- [Provided information]
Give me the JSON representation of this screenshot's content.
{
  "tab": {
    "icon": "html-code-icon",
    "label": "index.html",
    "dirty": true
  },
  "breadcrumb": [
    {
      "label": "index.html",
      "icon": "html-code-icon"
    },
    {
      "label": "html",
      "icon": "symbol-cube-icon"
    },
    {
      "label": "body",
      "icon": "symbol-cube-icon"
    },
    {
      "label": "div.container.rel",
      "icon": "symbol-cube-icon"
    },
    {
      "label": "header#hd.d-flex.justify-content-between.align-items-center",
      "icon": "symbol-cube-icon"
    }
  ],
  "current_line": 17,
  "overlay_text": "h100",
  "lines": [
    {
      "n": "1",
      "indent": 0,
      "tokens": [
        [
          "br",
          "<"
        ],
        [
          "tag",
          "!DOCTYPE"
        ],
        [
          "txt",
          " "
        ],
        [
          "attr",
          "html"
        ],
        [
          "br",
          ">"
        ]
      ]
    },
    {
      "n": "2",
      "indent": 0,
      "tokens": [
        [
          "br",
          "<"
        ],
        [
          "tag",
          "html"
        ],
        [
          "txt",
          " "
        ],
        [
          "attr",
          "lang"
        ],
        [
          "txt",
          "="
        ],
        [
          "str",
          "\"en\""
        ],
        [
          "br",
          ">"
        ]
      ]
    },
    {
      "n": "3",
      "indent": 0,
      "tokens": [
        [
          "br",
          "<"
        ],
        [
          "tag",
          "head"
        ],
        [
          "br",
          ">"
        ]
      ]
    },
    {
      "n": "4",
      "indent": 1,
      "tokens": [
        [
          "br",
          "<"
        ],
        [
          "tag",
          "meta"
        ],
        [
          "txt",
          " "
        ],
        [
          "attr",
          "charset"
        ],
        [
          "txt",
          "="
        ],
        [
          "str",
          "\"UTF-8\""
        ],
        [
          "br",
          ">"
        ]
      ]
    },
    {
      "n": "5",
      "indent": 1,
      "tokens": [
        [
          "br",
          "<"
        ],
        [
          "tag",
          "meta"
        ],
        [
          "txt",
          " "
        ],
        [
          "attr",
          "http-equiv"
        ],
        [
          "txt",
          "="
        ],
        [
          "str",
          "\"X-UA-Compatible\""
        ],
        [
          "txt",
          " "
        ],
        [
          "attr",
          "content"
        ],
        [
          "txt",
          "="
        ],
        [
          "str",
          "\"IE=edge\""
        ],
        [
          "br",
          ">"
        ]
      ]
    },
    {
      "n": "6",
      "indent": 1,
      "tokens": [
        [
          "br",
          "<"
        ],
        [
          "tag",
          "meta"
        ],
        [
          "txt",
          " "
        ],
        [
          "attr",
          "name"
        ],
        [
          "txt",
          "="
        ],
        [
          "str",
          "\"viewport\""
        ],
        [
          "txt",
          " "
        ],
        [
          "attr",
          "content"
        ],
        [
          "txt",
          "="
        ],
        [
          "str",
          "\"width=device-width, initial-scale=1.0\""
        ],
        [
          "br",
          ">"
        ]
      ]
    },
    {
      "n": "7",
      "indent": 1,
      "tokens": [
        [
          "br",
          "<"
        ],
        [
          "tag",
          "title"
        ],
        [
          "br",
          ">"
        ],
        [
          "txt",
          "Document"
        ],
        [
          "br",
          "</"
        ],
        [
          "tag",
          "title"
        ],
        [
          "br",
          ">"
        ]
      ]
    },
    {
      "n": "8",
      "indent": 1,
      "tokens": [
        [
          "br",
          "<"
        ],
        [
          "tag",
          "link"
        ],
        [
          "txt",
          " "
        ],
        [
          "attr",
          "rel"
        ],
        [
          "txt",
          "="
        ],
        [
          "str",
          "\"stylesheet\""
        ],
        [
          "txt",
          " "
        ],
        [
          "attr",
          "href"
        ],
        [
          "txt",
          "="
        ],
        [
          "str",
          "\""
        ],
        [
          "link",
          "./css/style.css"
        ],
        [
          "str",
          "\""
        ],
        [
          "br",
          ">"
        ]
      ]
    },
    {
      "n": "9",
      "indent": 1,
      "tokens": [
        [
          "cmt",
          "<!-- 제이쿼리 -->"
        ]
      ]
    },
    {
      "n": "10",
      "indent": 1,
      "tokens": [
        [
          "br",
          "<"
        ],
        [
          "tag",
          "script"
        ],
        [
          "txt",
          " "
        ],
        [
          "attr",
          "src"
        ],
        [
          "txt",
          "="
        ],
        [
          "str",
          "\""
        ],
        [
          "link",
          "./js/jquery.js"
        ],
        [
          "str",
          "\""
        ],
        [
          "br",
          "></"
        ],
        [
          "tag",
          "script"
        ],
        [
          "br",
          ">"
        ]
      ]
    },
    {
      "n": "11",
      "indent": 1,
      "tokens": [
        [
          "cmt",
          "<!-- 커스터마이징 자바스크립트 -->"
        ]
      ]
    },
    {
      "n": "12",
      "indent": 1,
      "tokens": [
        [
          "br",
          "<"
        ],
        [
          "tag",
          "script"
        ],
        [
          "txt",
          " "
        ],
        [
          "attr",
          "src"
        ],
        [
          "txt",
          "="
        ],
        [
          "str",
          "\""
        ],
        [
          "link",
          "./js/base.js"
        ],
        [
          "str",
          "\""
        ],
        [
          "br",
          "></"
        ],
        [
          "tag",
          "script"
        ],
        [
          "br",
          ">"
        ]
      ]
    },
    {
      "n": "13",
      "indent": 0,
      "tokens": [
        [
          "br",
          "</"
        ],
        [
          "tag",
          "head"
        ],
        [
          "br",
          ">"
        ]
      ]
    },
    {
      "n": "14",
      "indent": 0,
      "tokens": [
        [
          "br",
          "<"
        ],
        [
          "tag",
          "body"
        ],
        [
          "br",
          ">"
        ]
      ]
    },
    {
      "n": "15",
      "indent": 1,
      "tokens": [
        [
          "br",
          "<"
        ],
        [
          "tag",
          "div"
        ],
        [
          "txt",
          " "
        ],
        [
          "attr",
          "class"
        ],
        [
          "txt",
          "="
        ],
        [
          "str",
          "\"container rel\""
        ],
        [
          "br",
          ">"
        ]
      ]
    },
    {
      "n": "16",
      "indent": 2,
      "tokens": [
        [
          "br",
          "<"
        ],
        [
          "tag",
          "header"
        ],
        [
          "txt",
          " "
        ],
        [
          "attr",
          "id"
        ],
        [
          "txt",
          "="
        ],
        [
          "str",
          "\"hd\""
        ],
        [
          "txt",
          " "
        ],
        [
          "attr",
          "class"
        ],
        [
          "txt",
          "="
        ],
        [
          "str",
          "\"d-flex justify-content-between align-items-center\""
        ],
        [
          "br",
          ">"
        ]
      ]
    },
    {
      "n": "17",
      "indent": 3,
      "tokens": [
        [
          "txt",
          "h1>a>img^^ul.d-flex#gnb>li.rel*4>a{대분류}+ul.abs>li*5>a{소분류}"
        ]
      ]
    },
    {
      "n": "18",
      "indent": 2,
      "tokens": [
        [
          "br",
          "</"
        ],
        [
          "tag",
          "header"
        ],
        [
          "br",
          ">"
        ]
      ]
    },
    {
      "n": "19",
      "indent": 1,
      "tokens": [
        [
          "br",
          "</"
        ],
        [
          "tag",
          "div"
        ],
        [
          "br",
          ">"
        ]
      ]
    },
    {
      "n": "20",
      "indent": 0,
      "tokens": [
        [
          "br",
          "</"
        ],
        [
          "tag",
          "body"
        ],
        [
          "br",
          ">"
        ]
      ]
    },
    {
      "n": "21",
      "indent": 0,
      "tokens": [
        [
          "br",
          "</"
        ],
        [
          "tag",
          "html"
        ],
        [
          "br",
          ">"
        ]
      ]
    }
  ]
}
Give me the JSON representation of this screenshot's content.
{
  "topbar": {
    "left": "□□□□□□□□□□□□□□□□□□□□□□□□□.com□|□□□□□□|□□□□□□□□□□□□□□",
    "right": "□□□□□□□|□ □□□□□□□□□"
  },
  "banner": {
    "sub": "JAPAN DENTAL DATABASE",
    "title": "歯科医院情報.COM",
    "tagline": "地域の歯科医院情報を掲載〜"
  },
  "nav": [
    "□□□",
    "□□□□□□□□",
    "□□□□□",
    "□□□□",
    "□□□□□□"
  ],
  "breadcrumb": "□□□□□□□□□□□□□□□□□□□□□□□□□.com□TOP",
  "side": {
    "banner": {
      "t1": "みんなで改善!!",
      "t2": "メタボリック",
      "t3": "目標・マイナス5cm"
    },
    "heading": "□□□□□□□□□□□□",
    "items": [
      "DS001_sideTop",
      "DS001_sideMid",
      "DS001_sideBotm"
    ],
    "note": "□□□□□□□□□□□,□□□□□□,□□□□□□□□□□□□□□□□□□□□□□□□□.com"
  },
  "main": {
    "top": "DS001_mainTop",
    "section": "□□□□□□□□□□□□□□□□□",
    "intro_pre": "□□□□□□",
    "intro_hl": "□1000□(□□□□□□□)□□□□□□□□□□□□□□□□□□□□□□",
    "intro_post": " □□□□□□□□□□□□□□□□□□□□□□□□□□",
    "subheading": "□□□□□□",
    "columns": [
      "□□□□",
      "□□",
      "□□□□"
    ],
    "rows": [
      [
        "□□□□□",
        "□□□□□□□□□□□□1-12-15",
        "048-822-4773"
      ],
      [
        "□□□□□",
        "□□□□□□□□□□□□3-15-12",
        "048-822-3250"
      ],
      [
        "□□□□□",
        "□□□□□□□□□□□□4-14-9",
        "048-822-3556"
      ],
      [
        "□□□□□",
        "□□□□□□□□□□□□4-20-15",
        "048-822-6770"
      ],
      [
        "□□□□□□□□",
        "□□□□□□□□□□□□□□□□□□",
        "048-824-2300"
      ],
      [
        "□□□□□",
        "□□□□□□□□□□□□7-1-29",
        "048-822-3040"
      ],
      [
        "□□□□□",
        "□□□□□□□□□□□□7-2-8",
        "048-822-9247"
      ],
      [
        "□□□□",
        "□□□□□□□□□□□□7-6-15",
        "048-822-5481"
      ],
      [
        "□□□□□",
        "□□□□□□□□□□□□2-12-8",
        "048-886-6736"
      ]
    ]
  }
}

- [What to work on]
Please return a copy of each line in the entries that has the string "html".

- [Output below]
    "icon": "html-code-icon",
    "label": "index.html",
      "label": "index.html",
      "icon": "html-code-icon"
      "label": "html",
          "html"
          "html"
          "html"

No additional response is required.